Contemporary representation of feminicide and its victims: cultural trauma and melodrama in Mexican digital media

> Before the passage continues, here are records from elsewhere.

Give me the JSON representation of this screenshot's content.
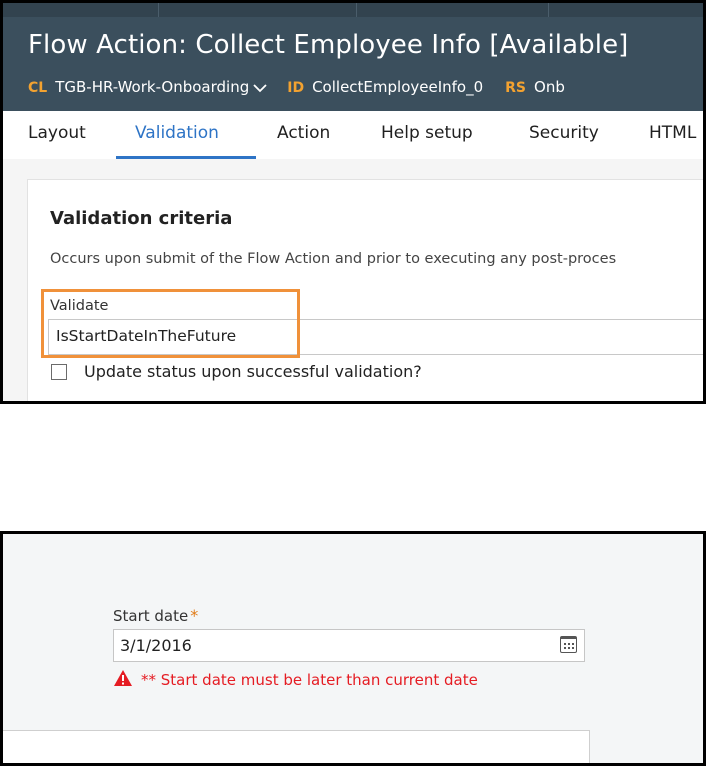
{
  "panel1": {
    "title": "Flow Action: Collect Employee Info [Available]",
    "meta": [
      {
        "tag": "CL",
        "value": "TGB-HR-Work-Onboarding"
      },
      {
        "tag": "ID",
        "value": "CollectEmployeeInfo_0"
      },
      {
        "tag": "RS",
        "value": "Onb"
      }
    ],
    "tabs": [
      "Layout",
      "Validation",
      "Action",
      "Help setup",
      "Security",
      "HTML"
    ],
    "active_tab": "Validation",
    "section": {
      "title": "Validation criteria",
      "description": "Occurs upon submit of the Flow Action and prior to executing any post-proces",
      "validate_label": "Validate",
      "validate_value": "IsStartDateInTheFuture",
      "checkbox_label": "Update status upon successful validation?",
      "checkbox_checked": false
    }
  },
  "panel2": {
    "start_label": "Start date",
    "required_mark": "*",
    "start_value": "3/1/2016",
    "error_message": "** Start date must be later than current date"
  },
  "colors": {
    "header_bg": "#3b4f5d",
    "tag_orange": "#f3a230",
    "active_tab_blue": "#2e74c6",
    "highlight_orange": "#f0913a",
    "error_red": "#e51c23",
    "required_orange": "#e07b17"
  },
  "icons": {
    "dropdown": "chevron-down-icon",
    "calendar": "calendar-icon",
    "warning": "warning-icon"
  }
}
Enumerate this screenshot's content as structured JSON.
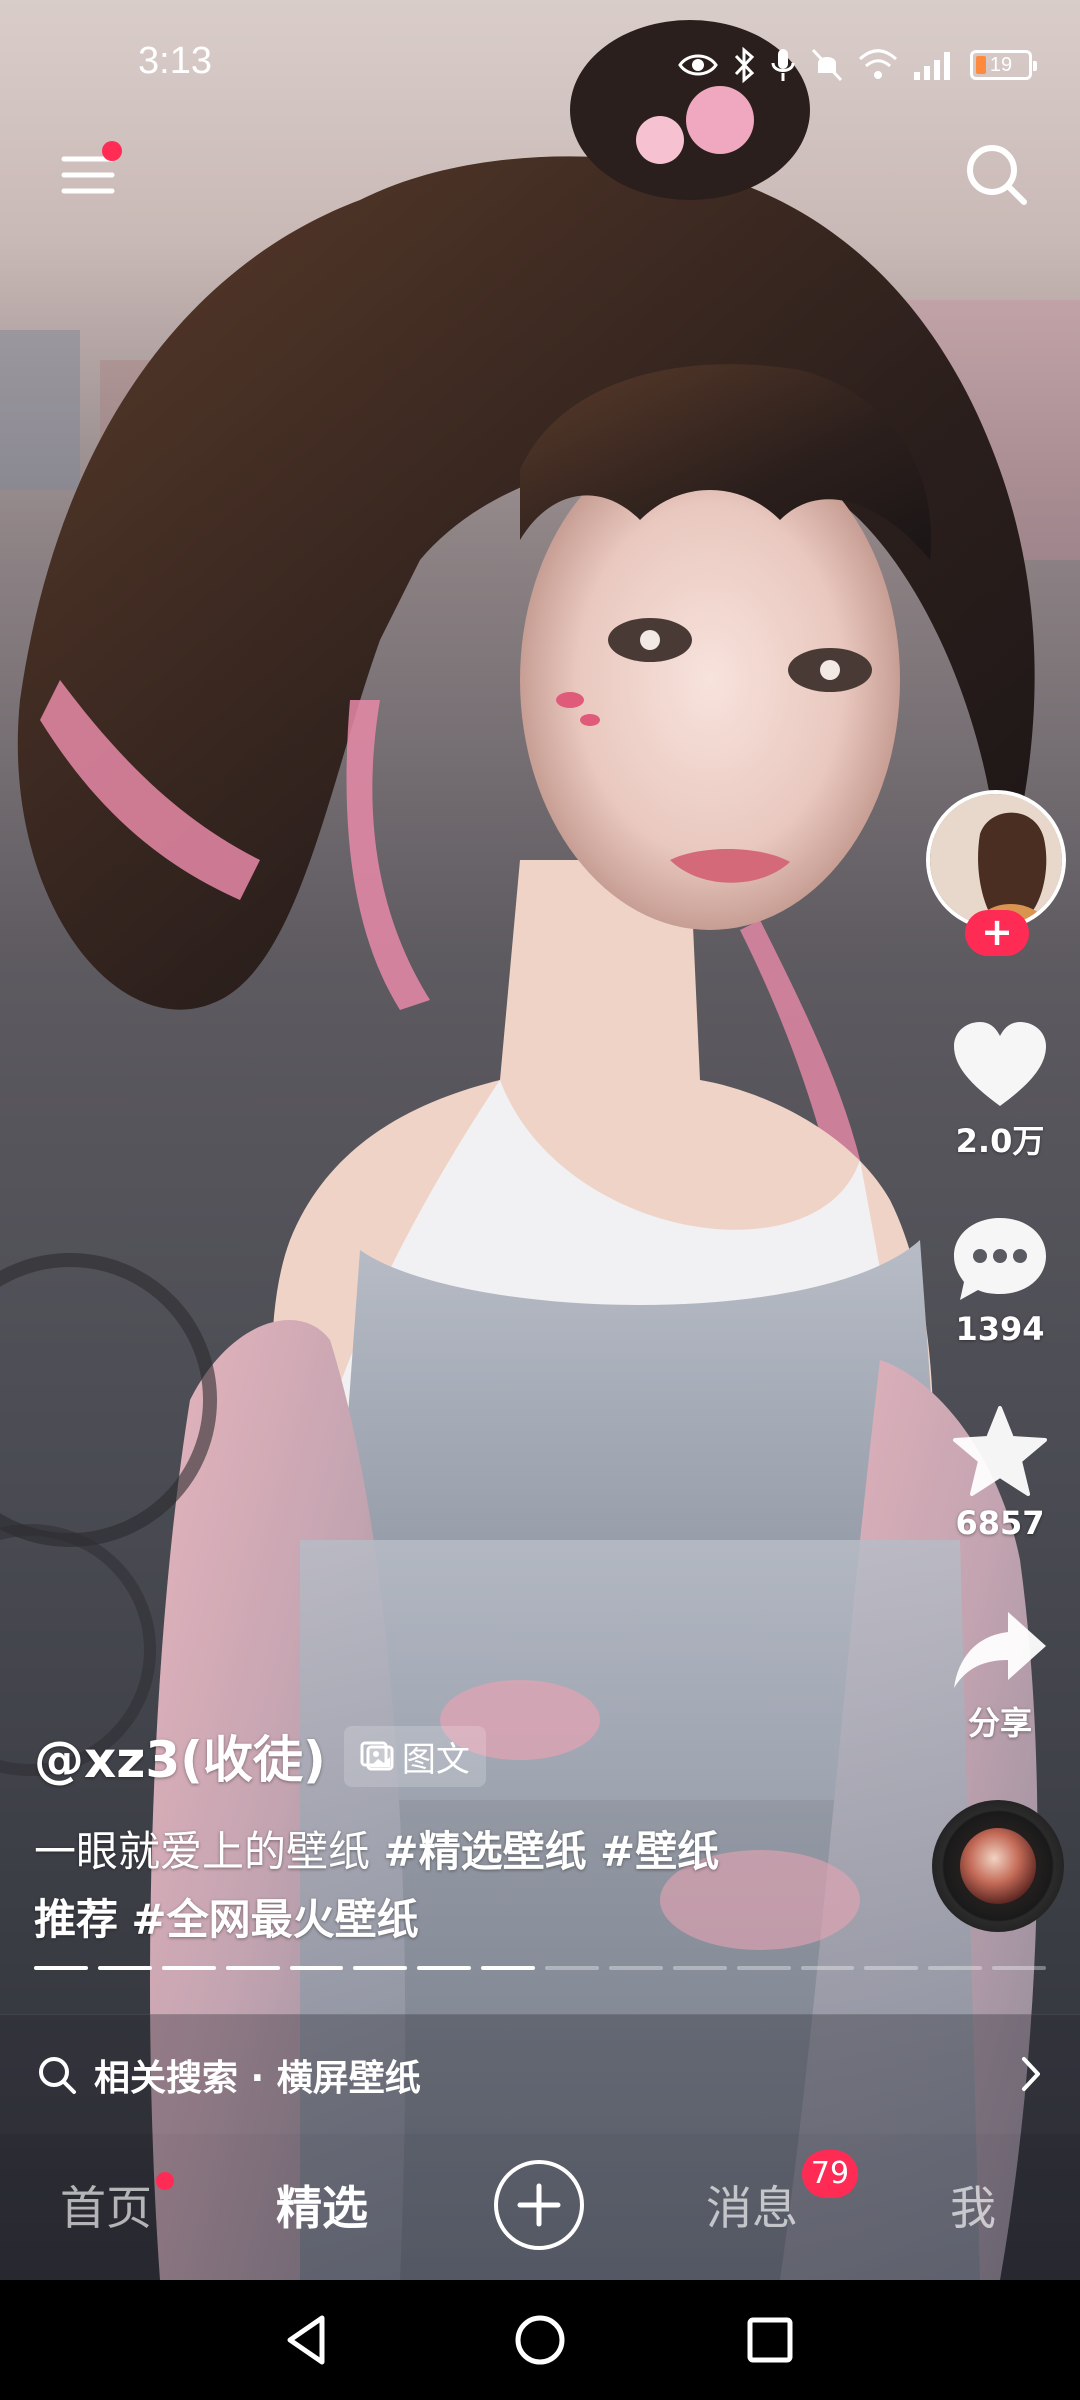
{
  "status_bar": {
    "time": "3:13",
    "battery": "19",
    "icons": [
      "eye-icon",
      "bluetooth-icon",
      "mic-icon",
      "mute-icon",
      "wifi-icon",
      "signal-icon",
      "battery-icon"
    ]
  },
  "top_bar": {
    "menu_icon": "menu-icon",
    "search_icon": "search-icon"
  },
  "rail": {
    "follow_symbol": "+",
    "like_count": "2.0万",
    "comment_count": "1394",
    "favorite_count": "6857",
    "share_label": "分享"
  },
  "caption": {
    "author": "@xz3(收徒)",
    "type_tag": "图文",
    "desc_text": "一眼就爱上的壁纸",
    "hashtag_1": "#精选壁纸",
    "hashtag_2": "#壁纸",
    "hashtag_3": "推荐",
    "hashtag_4": "#全网最火壁纸"
  },
  "progress": {
    "total_segments": 16,
    "current_segment": 8
  },
  "related_search": {
    "text": "相关搜索 · 横屏壁纸"
  },
  "tabs": {
    "home": "首页",
    "featured": "精选",
    "messages": "消息",
    "messages_badge": "79",
    "me": "我"
  },
  "colors": {
    "accent": "#fe2c55",
    "battery_low": "#ff8a3d"
  }
}
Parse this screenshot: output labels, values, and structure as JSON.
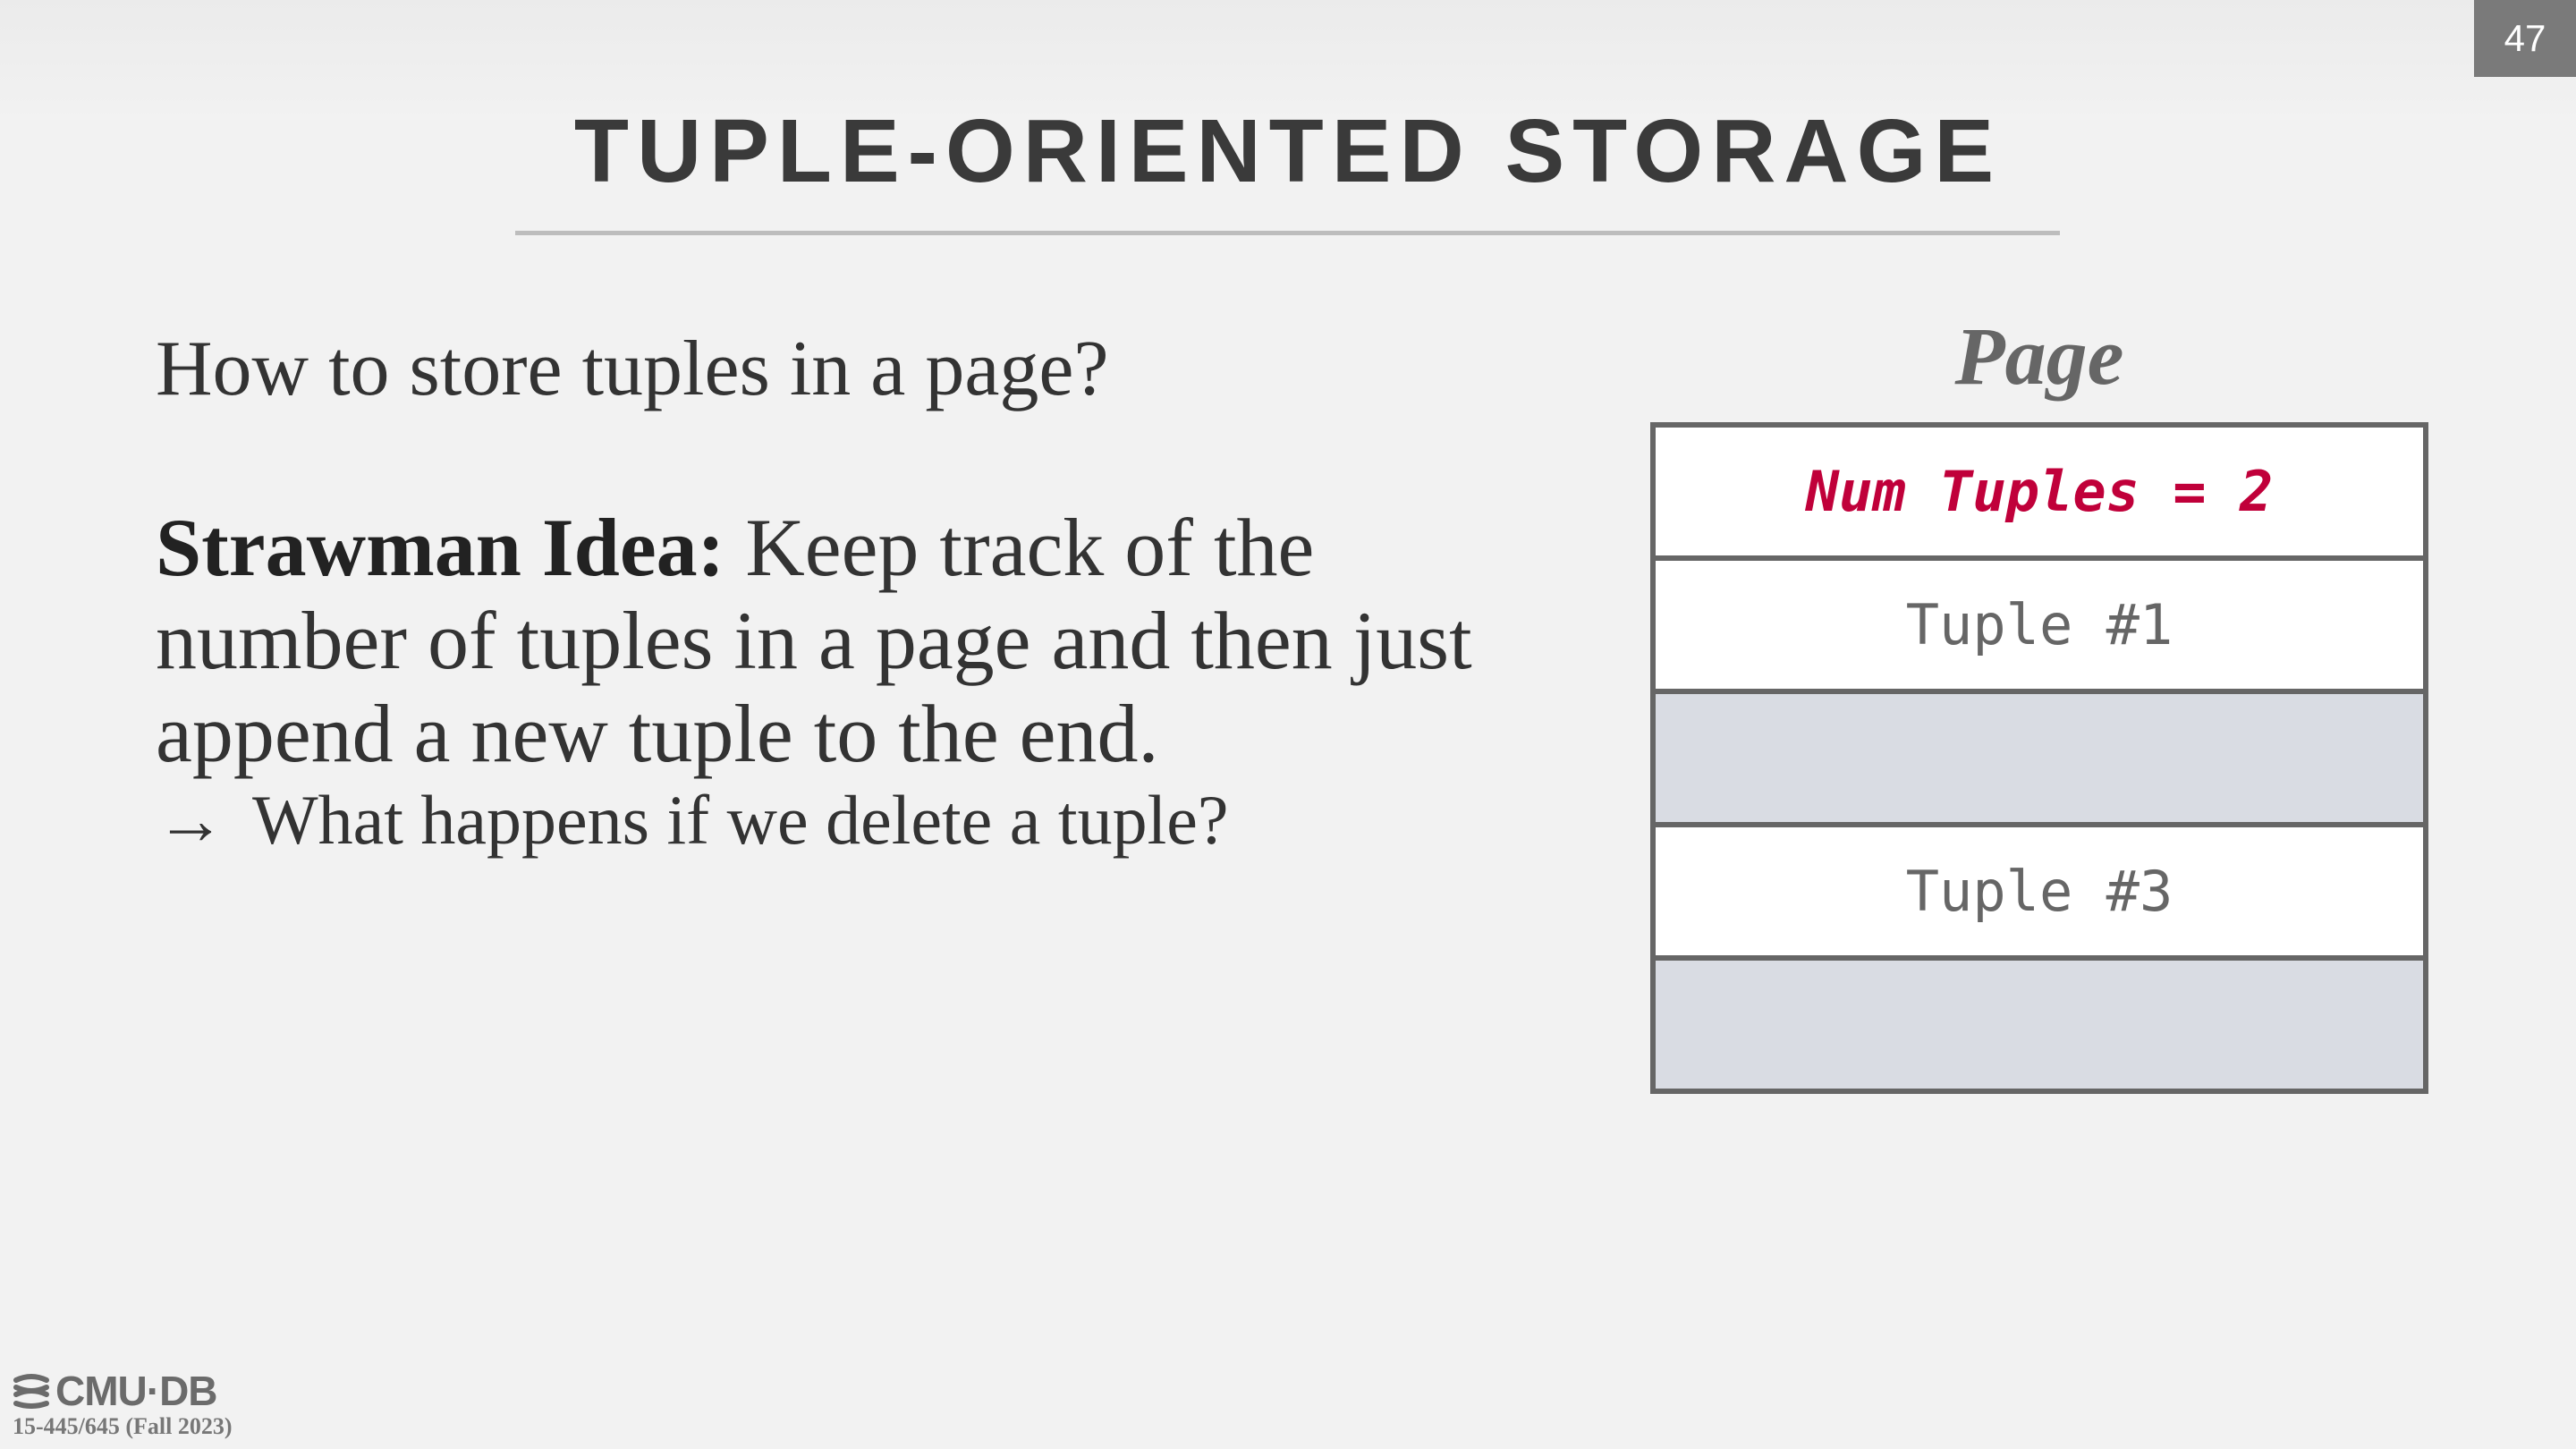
{
  "slide_number": "47",
  "title": "TUPLE-ORIENTED STORAGE",
  "question": "How to store tuples in a page?",
  "strawman": {
    "label": "Strawman Idea:",
    "text": " Keep track of the number of tuples in a page and then just append a new tuple to the end."
  },
  "followup": {
    "arrow": "→",
    "text": "What happens if we delete a tuple?"
  },
  "diagram": {
    "label": "Page",
    "header": "Num Tuples = 2",
    "rows": [
      "Tuple #1",
      "",
      "Tuple #3",
      ""
    ],
    "header_color": "#c0003a",
    "empty_color": "#d9dce3"
  },
  "footer": {
    "logo": "CMU·DB",
    "course": "15-445/645 (Fall 2023)"
  }
}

Feminicides are the violent killings of women, which occur more than ten times a day in Mexico. Researchers have criticized the violent representation of such crimes in the news, particularly the sensationalist news coverage that contributes to social indifference through graphic photographs, provocative headlines, and victim-blaming narratives. Scholarly literature to date has examined news articles, TV newscasts, documentaries and novels, mostly centred on Ciudad Juárez during the 1990s. However, these studies have not dealt with the representation of feminicide and its victims in contemporary digital texts that suggest strategies have shifted towards sympathy for victims, calls for justice, and avoidance of explicit violence. My thesis aims to address this gap by examining contemporary online news media representation, which I identify as creative, melodramatic, and consistent with feminist and activist master narratives that have emerged in Mexico over three decades. Located at the nexus of gender, media, and feminist studies, this project employs qualitative research to explore trauma and affect in online media representation. First, I will address feminicide as cultural trauma in order to highlight those narrative accounts arising from a collective process of meaning-making about the nature of the crisis, victims, perpetrators, and the audience's relationship towards victims. Next, I will refer to melodrama as a mode of communication in Mexican culture to emphasise its prominence in both crime news and early anti-feminicide campaigns depicting victims. Third, I will undertake a textual analysis of three animated videos produced by different media brands. I argue that today's style of representation is progressive but also problematic. While adopting the language and claims of anti-feminicide movements, vindicating women’s status as victims and memorialising their individualities, contemporary digital media representations maintain traces of sensationalism, lack an intersectional lens, and frame women’s experiences according to neoliberal standards of virtue in order for their lives and deaths to matter. The current approach faces the challenge of directing sentimentality into actual social change or solidarity networks while avoiding the risk of making feminicide into a spectacle of suffering.